Ellie Goulding Questions the 'Worthiness of an Award' in Powerful Essay on the State of the Music Industry

Ellie Goulding
Nathan Jenkins

Ellie Goulding

Though Ellie Goulding has had millions of streams on songs like "Hate Me," "Close to Me" and "Burn," among many others, the star has only ever been nominated for one Grammy Award (a pop solo performance nod in 2016 for "Love Me Like You Do").

The singer pondered the state of the music industry, and how award shows undermine the hard work of artists in a lengthy new essay published on Wednesday (Dec. 2). "When peers and friends get nominated for a major award, I am so, so happy to see them rewarded for their hard work and especially for their brilliant writing," she explained. "From my perspective, there is nothing greater than listening to a song or an album that has saved you, inspired you, evoked deep emotion in some new sort of way… and then see it get the attention and award it deserves. At the same time, there is always a crushing, horrible feeling for my peers and friends who don’t get acknowledged, by the very same system, for their work year-after-year despite making music I and many others believe is ground-breaking."

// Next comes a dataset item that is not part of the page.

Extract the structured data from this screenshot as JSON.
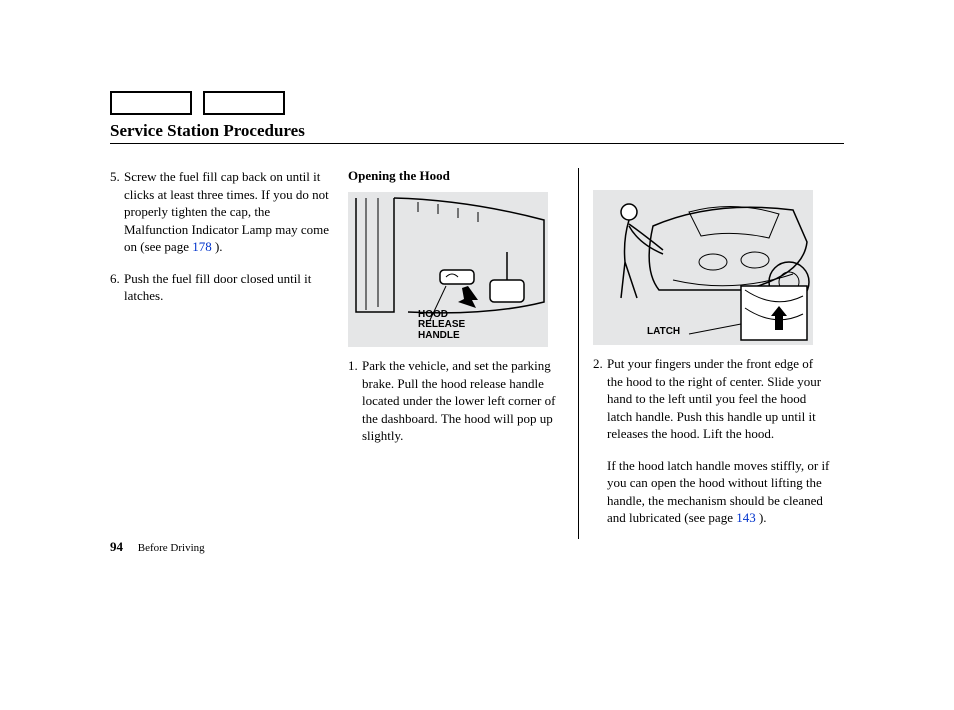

"When this crushing feeling returns each year, I turn to my loyal fans," she continued. "Through the love and relentless support of these fans, along with an enormous amount of luck, I have amassed what I see to be a notable body of work in this industry — in the form of many millions of album sales, many billions of streams, and three platinum albums and hopefully many more. But — while this gives me so much to be positive about and, so importantly to me, a platform to make change in this world — it still, apparently, does not qualify me, or my peers with the same reception, for formal recognition from my industry."

Goulding then posed the question, "what constitutes the worthiness of an award?"

"This is not rhetorical; I would love to know an answer," she added. "I would love to know if what I have done throughout my career, and what so many other artists have done throughout theirs, in receiving a certain level of critical reception, does not qualify for some sort of formal recognition, then what does?"

While she didn't call out the Recording Academy specifically, she demanded "transparency in our industries process of award nominations and voting."

"It is time to have a bigger discussion about where we are going and how we acknowledge and reward those who are, frankly, the reason this industry exists in the first place," she concluded, adding a final, "Back to the studio."

Read the full essay here.